Hard Money Lending Explained

Private money, also known as “hard money,” is alive and well in most states. As the “Help I need money” noose tightens around the neck of home-builders and potential entrepreneurs, thoseĀ  with cash burning a hole in their pockets will open the doors for potential investors by way of this loan vehicle.

If you are planning on investing in a home and/or rehabbing it, and would like to possibly dip your toe in the deep end of the money pool to make the purchase please allow this informative article to explain how hard money works and what the difference is between hard money and private money.

Description of Hard Money. What it is and how it Works.

A hard money lender/loan is a specific type asset-based loan financing through which a borrower may not be able to get a traditional loan from one of the usual suspects like a bank or credit union.

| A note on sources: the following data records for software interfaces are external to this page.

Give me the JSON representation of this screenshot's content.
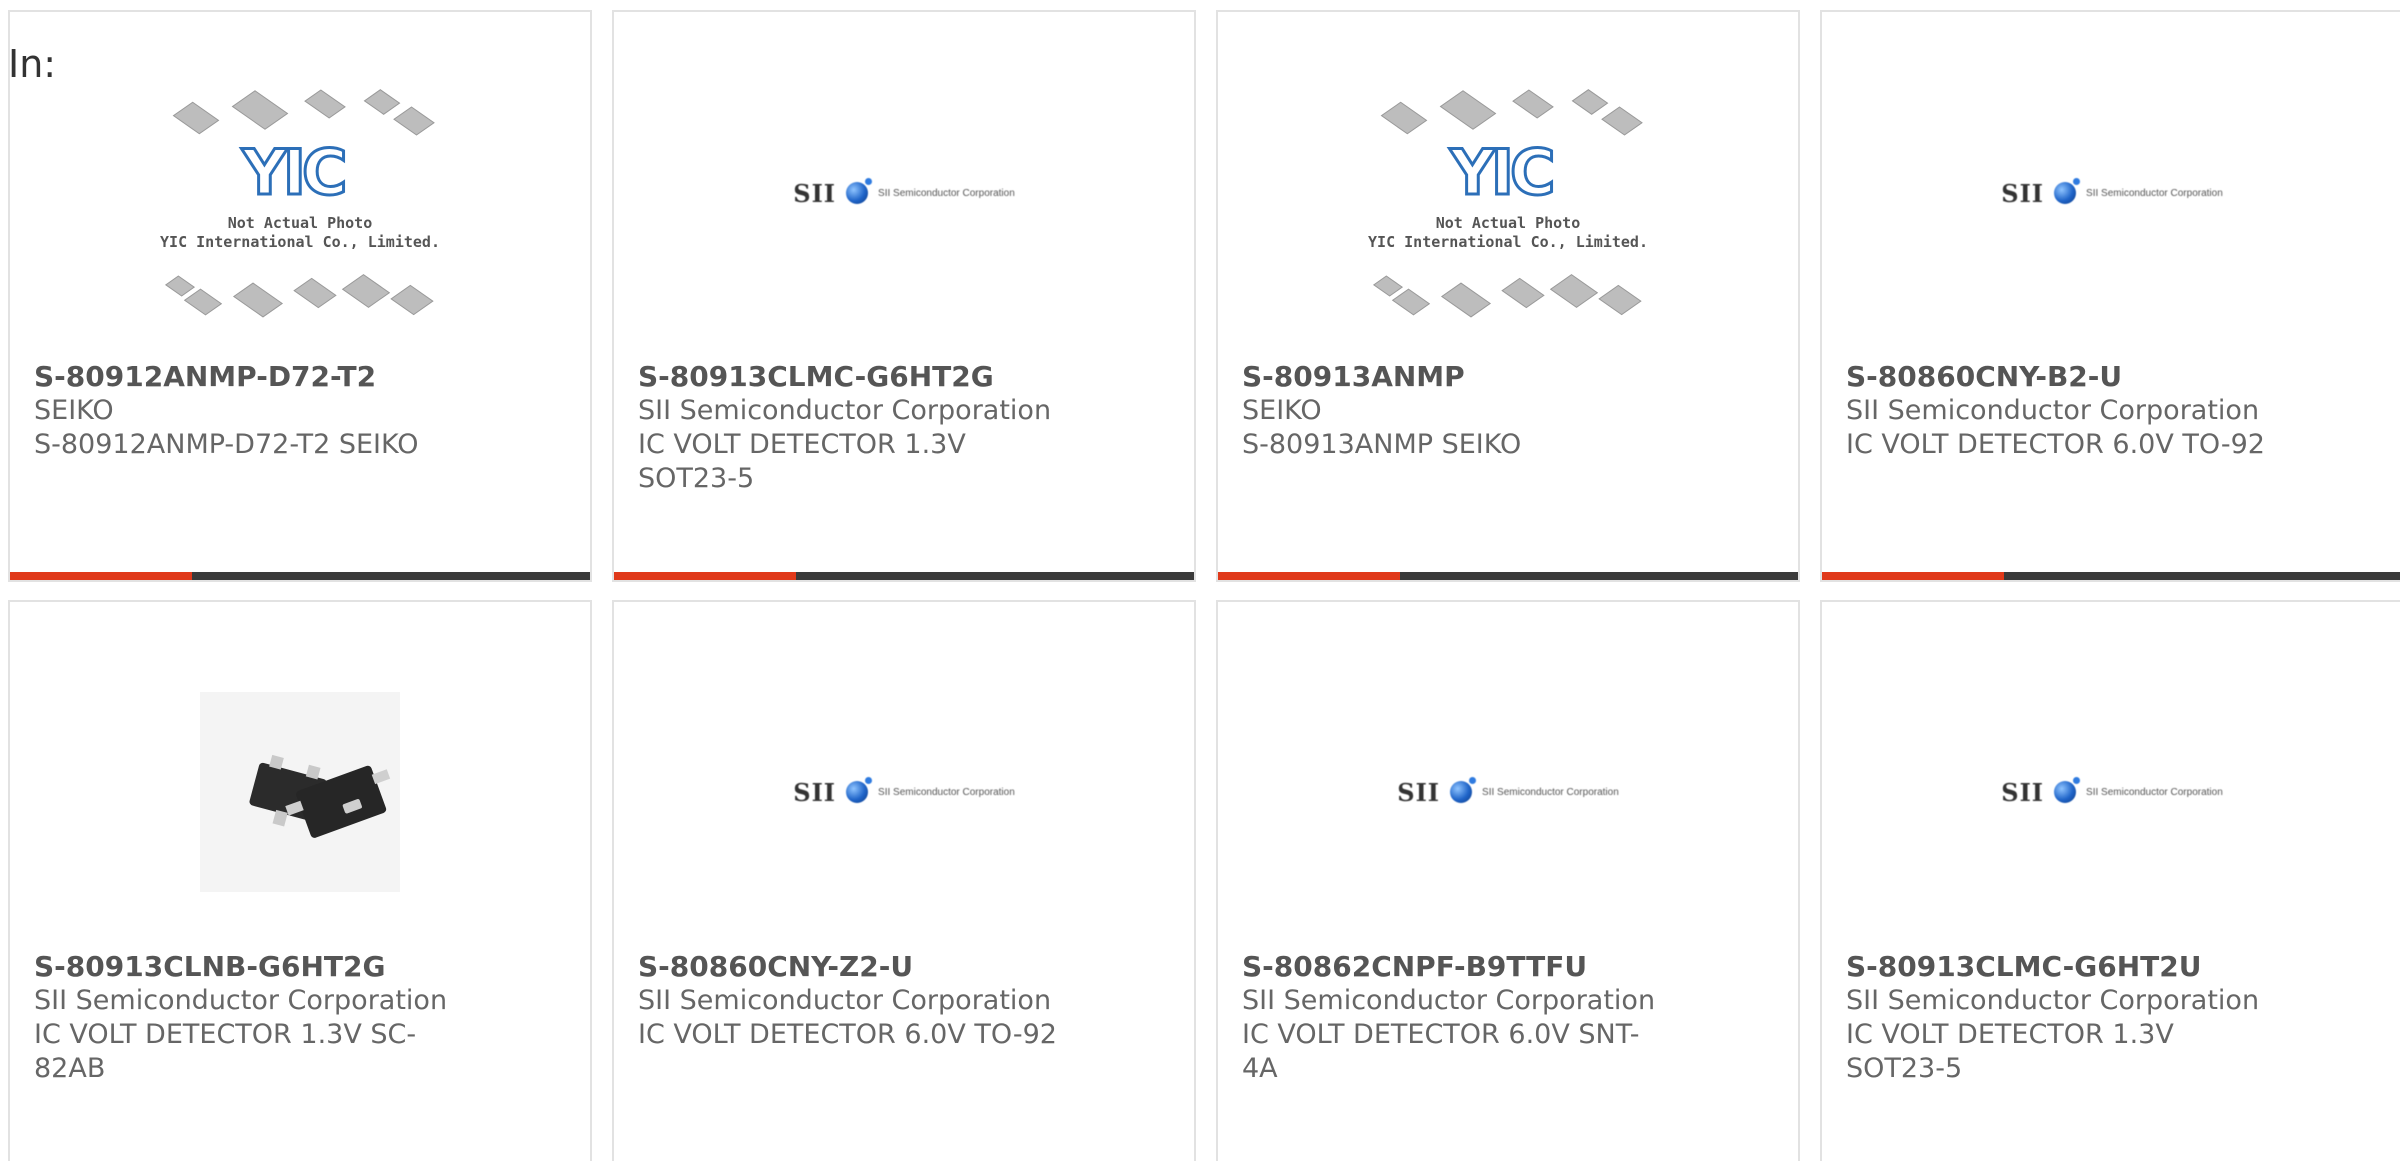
{
  "heading": "In:",
  "colors": {
    "accent": "#e0391a",
    "bar": "#3a3a3a",
    "border": "#e2e2e2",
    "text": "#666666"
  },
  "logo": {
    "sii_text": "SII",
    "sii_sub": "SII Semiconductor Corporation",
    "yic_letters": "YIC",
    "yic_caption_line1": "Not Actual Photo",
    "yic_caption_line2": "YIC International Co., Limited."
  },
  "products": [
    {
      "part": "S-80912ANMP-D72-T2",
      "manufacturer": "SEIKO",
      "description": "S-80912ANMP-D72-T2 SEIKO",
      "image": "yic-placeholder"
    },
    {
      "part": "S-80913CLMC-G6HT2G",
      "manufacturer": "SII Semiconductor Corporation",
      "description": "IC VOLT DETECTOR 1.3V SOT23-5",
      "image": "sii-logo"
    },
    {
      "part": "S-80913ANMP",
      "manufacturer": "SEIKO",
      "description": "S-80913ANMP SEIKO",
      "image": "yic-placeholder"
    },
    {
      "part": "S-80860CNY-B2-U",
      "manufacturer": "SII Semiconductor Corporation",
      "description": "IC VOLT DETECTOR 6.0V TO-92",
      "image": "sii-logo"
    },
    {
      "part": "S-80913CLNB-G6HT2G",
      "manufacturer": "SII Semiconductor Corporation",
      "description": "IC VOLT DETECTOR 1.3V SC-82AB",
      "image": "product-photo"
    },
    {
      "part": "S-80860CNY-Z2-U",
      "manufacturer": "SII Semiconductor Corporation",
      "description": "IC VOLT DETECTOR 6.0V TO-92",
      "image": "sii-logo"
    },
    {
      "part": "S-80862CNPF-B9TTFU",
      "manufacturer": "SII Semiconductor Corporation",
      "description": "IC VOLT DETECTOR 6.0V SNT-4A",
      "image": "sii-logo"
    },
    {
      "part": "S-80913CLMC-G6HT2U",
      "manufacturer": "SII Semiconductor Corporation",
      "description": "IC VOLT DETECTOR 1.3V SOT23-5",
      "image": "sii-logo"
    }
  ]
}
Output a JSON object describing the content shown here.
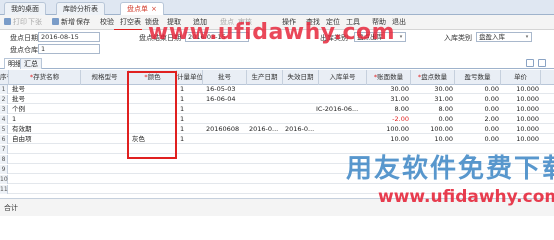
{
  "tabs": [
    {
      "label": "我的桌面"
    },
    {
      "label": "库龄分析表"
    },
    {
      "label": "盘点单"
    }
  ],
  "tab_close_glyph": "×",
  "toolbar": {
    "items": [
      "打印",
      "下张",
      "新增",
      "保存",
      "校验",
      "打空表",
      "锁盘",
      "提取",
      "追加",
      "盘点",
      "审核",
      "操作",
      "查找",
      "定位",
      "工具",
      "帮助",
      "退出"
    ],
    "highlighted": "打空表"
  },
  "form": {
    "date_label": "盘点日期",
    "date_value": "2016-08-15",
    "end_date_label": "盘点结束日期",
    "end_date_value": "2016-08-15",
    "business_label": "出库类别",
    "business_value": "盘点出库",
    "in_type_label": "入库类别",
    "in_type_value": "盘盈入库",
    "warehouse_label": "盘点仓库",
    "warehouse_value": "1",
    "dropdown_glyph": "▾"
  },
  "subtabs": [
    "明细",
    "汇总"
  ],
  "grid": {
    "headers": [
      "序号",
      "存货名称",
      "规格型号",
      "颜色",
      "计量单位",
      "批号",
      "生产日期",
      "失效日期",
      "入库单号",
      "账面数量",
      "盘点数量",
      "盈亏数量",
      "单价"
    ],
    "required_marks": [
      "存货名称",
      "颜色",
      "账面数量",
      "盘点数量"
    ],
    "rows": [
      {
        "no": "1",
        "name": "批号",
        "spec": "",
        "color": "",
        "unit": "1",
        "batch": "16-05-03",
        "mfg": "",
        "exp": "",
        "inbill": "",
        "book": "30.00",
        "count": "30.00",
        "diff": "0.00",
        "price": "10.000"
      },
      {
        "no": "2",
        "name": "批号",
        "spec": "",
        "color": "",
        "unit": "1",
        "batch": "16-06-04",
        "mfg": "",
        "exp": "",
        "inbill": "",
        "book": "31.00",
        "count": "31.00",
        "diff": "0.00",
        "price": "10.000"
      },
      {
        "no": "3",
        "name": "个例",
        "spec": "",
        "color": "",
        "unit": "1",
        "batch": "",
        "mfg": "",
        "exp": "",
        "inbill": "IC-2016-06...",
        "book": "8.00",
        "count": "8.00",
        "diff": "0.00",
        "price": "10.000"
      },
      {
        "no": "4",
        "name": "1",
        "spec": "",
        "color": "",
        "unit": "1",
        "batch": "",
        "mfg": "",
        "exp": "",
        "inbill": "",
        "book": "-2.00",
        "count": "0.00",
        "diff": "2.00",
        "price": "10.000",
        "neg": true
      },
      {
        "no": "5",
        "name": "有效期",
        "spec": "",
        "color": "",
        "unit": "1",
        "batch": "20160608",
        "mfg": "2016-0...",
        "exp": "2016-0...",
        "inbill": "",
        "book": "100.00",
        "count": "100.00",
        "diff": "0.00",
        "price": "10.000"
      },
      {
        "no": "6",
        "name": "自由项",
        "spec": "",
        "color": "灰色",
        "unit": "1",
        "batch": "",
        "mfg": "",
        "exp": "",
        "inbill": "",
        "book": "10.00",
        "count": "10.00",
        "diff": "0.00",
        "price": "10.000"
      }
    ],
    "empty_row_numbers": [
      "7",
      "8",
      "9",
      "10",
      "11"
    ]
  },
  "footer": {
    "label": "合计"
  },
  "watermarks": {
    "url_top": "www.ufidawhy.com",
    "cn": "用友软件免费下载",
    "url_bottom": "www.ufidawhy.com"
  },
  "colors": {
    "highlight_box": "#e02020",
    "tab_bar": "#dfe7f2",
    "grid_header": "#e9eef5",
    "negative": "#e02020"
  }
}
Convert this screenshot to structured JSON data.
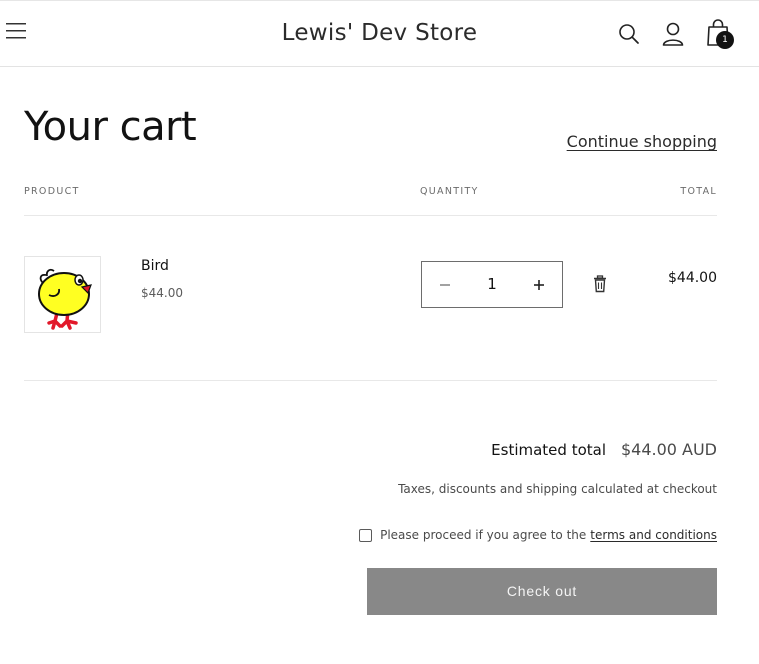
{
  "header": {
    "store_name": "Lewis' Dev Store",
    "cart_count": "1",
    "icons": [
      "menu-icon",
      "search-icon",
      "account-icon",
      "cart-icon"
    ]
  },
  "cart": {
    "title": "Your cart",
    "continue_label": "Continue shopping",
    "columns": {
      "product": "PRODUCT",
      "quantity": "QUANTITY",
      "total": "TOTAL"
    },
    "items": [
      {
        "name": "Bird",
        "unit_price": "$44.00",
        "quantity": "1",
        "line_total": "$44.00",
        "image": "yellow-chick"
      }
    ]
  },
  "summary": {
    "estimated_label": "Estimated total",
    "estimated_value": "$44.00 AUD",
    "tax_note": "Taxes, discounts and shipping calculated at checkout",
    "terms_text": "Please proceed if you agree to the",
    "terms_link": "terms and conditions",
    "checkout_label": "Check out"
  },
  "colors": {
    "checkout_button": "#888888",
    "text": "#121212",
    "divider": "#e8e8e8"
  }
}
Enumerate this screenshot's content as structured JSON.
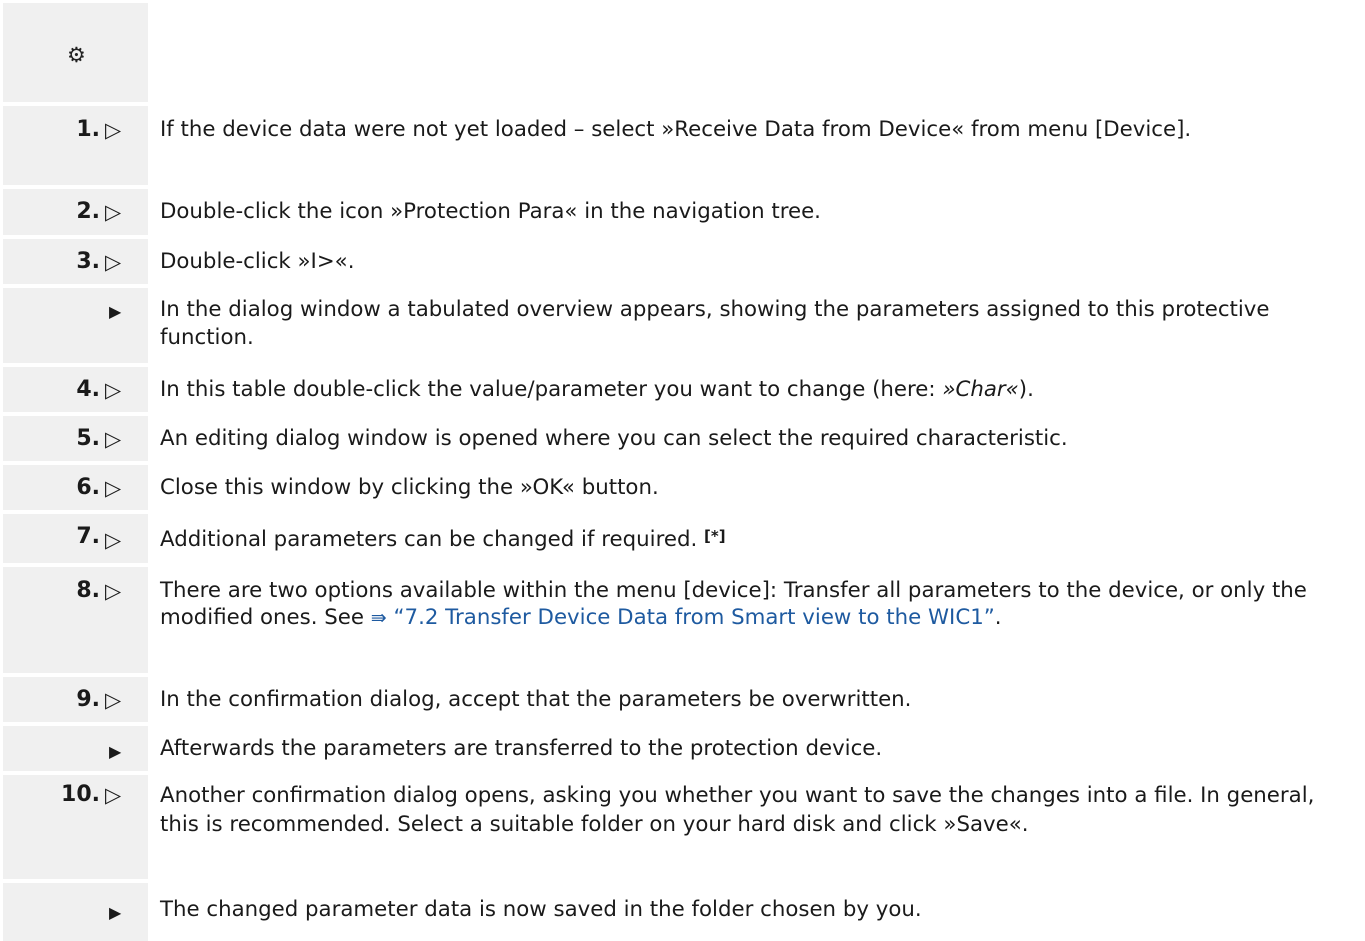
{
  "header": {
    "icon": "gear-icon",
    "icon_glyph": "⚙"
  },
  "steps": [
    {
      "num": "1.",
      "marker": "▷",
      "text": "If the device data were not yet loaded – select »Receive Data from Device« from menu [Device]."
    },
    {
      "num": "2.",
      "marker": "▷",
      "text": "Double-click the icon »Protection Para« in the navigation tree."
    },
    {
      "num": "3.",
      "marker": "▷",
      "text": "Double-click »I>«."
    },
    {
      "num": "",
      "marker": "▶",
      "text": "In the dialog window a tabulated overview appears, showing the parameters assigned to this protective function."
    },
    {
      "num": "4.",
      "marker": "▷",
      "text_before": "In this table double-click the value/parameter you want to change (here: ",
      "text_em": "»Char«",
      "text_after": ")."
    },
    {
      "num": "5.",
      "marker": "▷",
      "text": "An editing dialog window is opened where you can select the required characteristic."
    },
    {
      "num": "6.",
      "marker": "▷",
      "text": "Close this window by clicking the »OK« button."
    },
    {
      "num": "7.",
      "marker": "▷",
      "text": "Additional parameters can be changed if required.",
      "sup": "[*]"
    },
    {
      "num": "8.",
      "marker": "▷",
      "text_before": "There are two options available within the menu [device]: Transfer all parameters to the device, or only the modified ones. See ",
      "link_icon": "⇛",
      "link_text": "“7.2 Transfer Device Data from Smart view to the WIC1”",
      "text_after": "."
    },
    {
      "num": "9.",
      "marker": "▷",
      "text": "In the confirmation dialog, accept that the parameters be overwritten."
    },
    {
      "num": "",
      "marker": "▶",
      "text": "Afterwards the parameters are transferred to the protection device."
    },
    {
      "num": "10.",
      "marker": "▷",
      "text": "Another confirmation dialog opens, asking you whether you want to save the changes into a file. In general, this is recommended. Select a suitable folder on your hard disk and click »Save«."
    },
    {
      "num": "",
      "marker": "▶",
      "text": "The changed parameter data is now saved in the folder chosen by you."
    }
  ],
  "colors": {
    "gutter": "#f0f0f0",
    "link": "#1e5aa0",
    "text": "#1a1a1a"
  }
}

These loans are usually based on a short term not years to repay for real estate investors interested in buying or repairing distressed properties. Unlike banks, hard money lenders are quick to loan money to qualified borrowers wherein money can exchange hands in a day or week. If your credit is marginal, hard money lenders will occasionally require the borrower to back up the loan with “real” assets like a home, business or even a valuable vehicle that is free and clear.

Note #1: Hard money lenders are usually compared to private money lenders. However, a private lender will many times be more flexible and offer better terms and conditions to the borrower. Think: interest rate, duration of the loan, and necessary or unnecessary paperwork, Private lenders are many times a close friend, family member, business associate as well as a professional referral.
Note #2: There is also another hard money loan type that targets real estate borrowers. It’s called a “bridge loan; also known as a “swing” loan. The concept is close to what hard money lenders work with when interim financing is needed. These types of loans are more expensive than the others and mostly used for commercial real estate purchases when a permanent loan or “take out” loan is imminent. Ergo, if money is quickly needed for a short term, and the traditional loan boat has left the dock, hard money is worth the cost.